Dujarric said his office received a communication from Isaczai on September 15, listing the names of Afghanistan’s delegation for the assembly’s 76th annual session.
Five days later, Guterres received another communication with the letterhead “Islamic Emirate of Afghanistan, Ministry of Foreign Affairs,” signed by “Ameer Khan Muttaqi” as “Minister of Foreign Affairs,” requesting to participate in the UN gathering of world leaders, when Afghanistan is scheduled to give a speech on September 27.
Muttaqi said in the letter that former Afghan President Ghani had been “ousted” and that countries across the world “no longer recognise him as president”. Therefore, Isaczai no longer represents Afghanistan, Muttaqi added in the letter.
In the letter, the Taliban said it was nominating a new UN permanent representative, Mohammad Suhail Shaheen, who has been a spokesman for the Taliban during peace negotiations in Qatar.
In cases of disputes over seats at the United Nations, the UNGA’s nine-member credentials committee must meet to make a decision.
Senior US State Department officials told The Associated Press that they were aware of the Taliban’s request but they would not predict how that panel might rule.
However, one of the officials said the committee “would take some time to deliberate,” suggesting the Taliban’s envoy would not be able to speak on this occasion.
During the Taliban’s rule between 1996 and 2001, the UN had refused to recognise its government. Instead, it gave Afghanistan’s seat to the previous government of President Burhanuddin Rabbani.
The Taliban has said it wants international recognition and financial help to rebuild the war-battered country, but the makeup of the new Taliban government poses a dilemma for the UN.

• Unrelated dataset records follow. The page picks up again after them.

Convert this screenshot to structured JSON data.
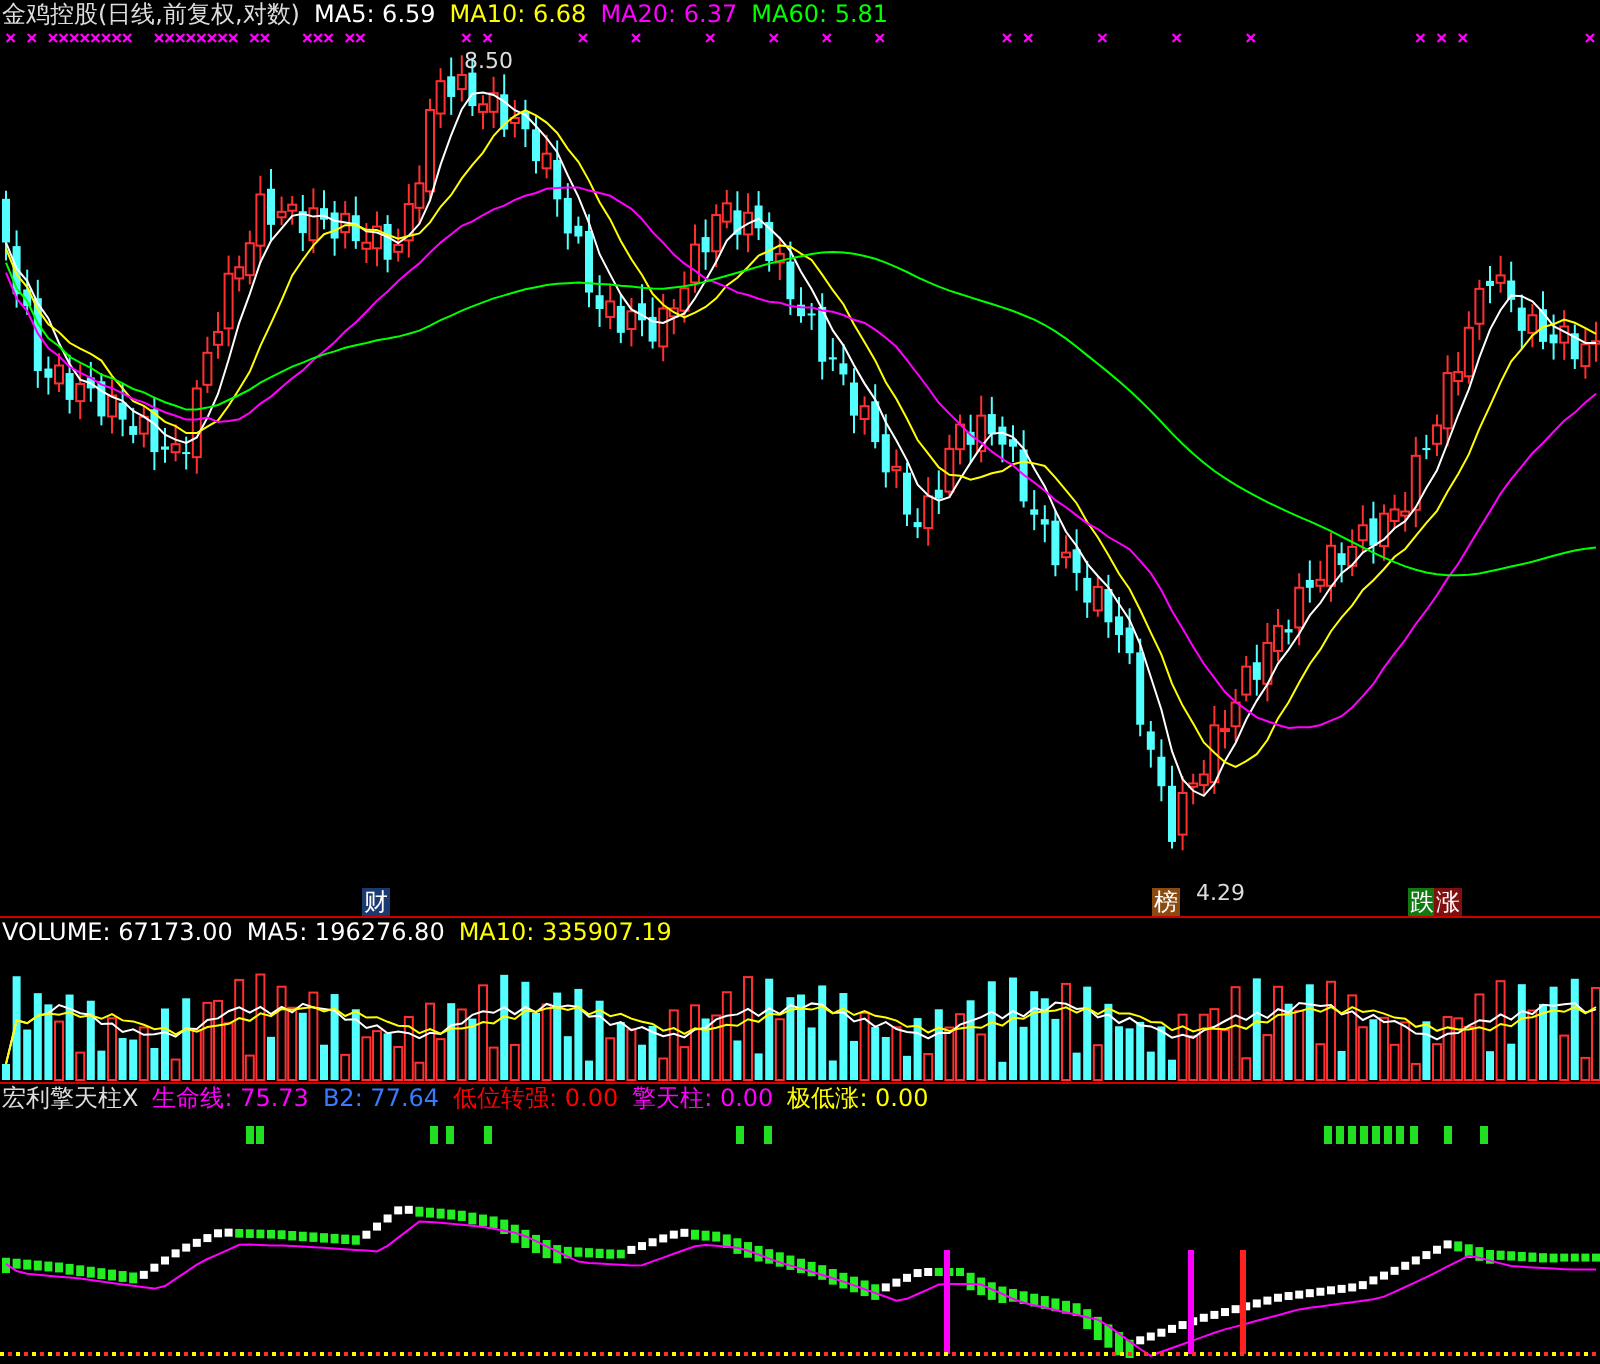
{
  "main_header": {
    "title": "金鸡控股(日线,前复权,对数)",
    "indicators": [
      {
        "label": "MA5: 6.59",
        "color": "#ffffff"
      },
      {
        "label": "MA10: 6.68",
        "color": "#ffff00"
      },
      {
        "label": "MA20: 6.37",
        "color": "#ff00ff"
      },
      {
        "label": "MA60: 5.81",
        "color": "#00ff00"
      }
    ]
  },
  "main_chart": {
    "high_label": "8.50",
    "low_label": "4.29",
    "markers": [
      {
        "text": "财",
        "color": "#1a3a70"
      },
      {
        "text": "榜",
        "color": "#8a4a10"
      },
      {
        "text": "跌",
        "color": "#107a10"
      },
      {
        "text": "涨",
        "color": "#801010"
      }
    ]
  },
  "volume_header": {
    "indicators": [
      {
        "label": "VOLUME: 67173.00",
        "color": "#ffffff"
      },
      {
        "label": "MA5: 196276.80",
        "color": "#ffffff"
      },
      {
        "label": "MA10: 335907.19",
        "color": "#ffff00"
      }
    ]
  },
  "indicator_header": {
    "title": "宏利擎天柱X",
    "indicators": [
      {
        "label": "生命线: 75.73",
        "color": "#ff00ff"
      },
      {
        "label": "B2: 77.64",
        "color": "#3a7aff"
      },
      {
        "label": "低位转强: 0.00",
        "color": "#ff0000"
      },
      {
        "label": "擎天柱: 0.00",
        "color": "#ff00ff"
      },
      {
        "label": "极低涨: 0.00",
        "color": "#ffff00"
      }
    ]
  }
}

Several of the interim ministers are on the UN’s blacklist of international “terrorists and funders of terrorism”.
The Taliban has accused the US of violating the 2020 Doha Agreement, as it demanded that its leaders should be taken off the “terror” list. The agreement also paved the way for the withdrawal of the US-led foreign forces in exchange for security guarantees from the Taliban.

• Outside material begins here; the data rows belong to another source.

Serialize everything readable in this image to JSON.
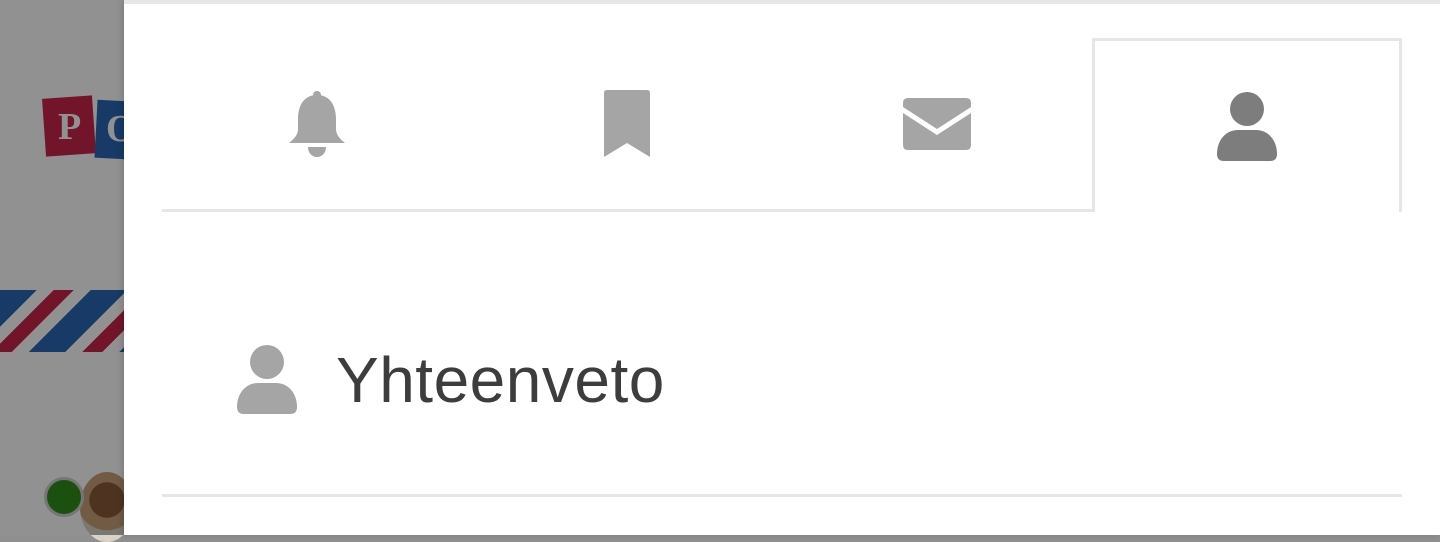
{
  "background": {
    "logo_letters": [
      "P",
      "O"
    ]
  },
  "drawer": {
    "tabs": [
      {
        "name": "notifications",
        "icon": "bell-icon",
        "active": false
      },
      {
        "name": "bookmarks",
        "icon": "bookmark-icon",
        "active": false
      },
      {
        "name": "messages",
        "icon": "envelope-icon",
        "active": false
      },
      {
        "name": "profile",
        "icon": "user-icon",
        "active": true
      }
    ],
    "section": {
      "icon": "user-icon",
      "title": "Yhteenveto"
    }
  },
  "colors": {
    "icon_inactive": "#a5a5a5",
    "icon_active": "#7d7d7d",
    "title_text": "#3d3d3d",
    "divider": "#e6e6e6",
    "online_status": "#2f8f1c"
  }
}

The Taliban government expanded its interim cabinet by naming deputy ministers on Tuesday, doubling down on a hardline, all-male cabinet despite an international outcry.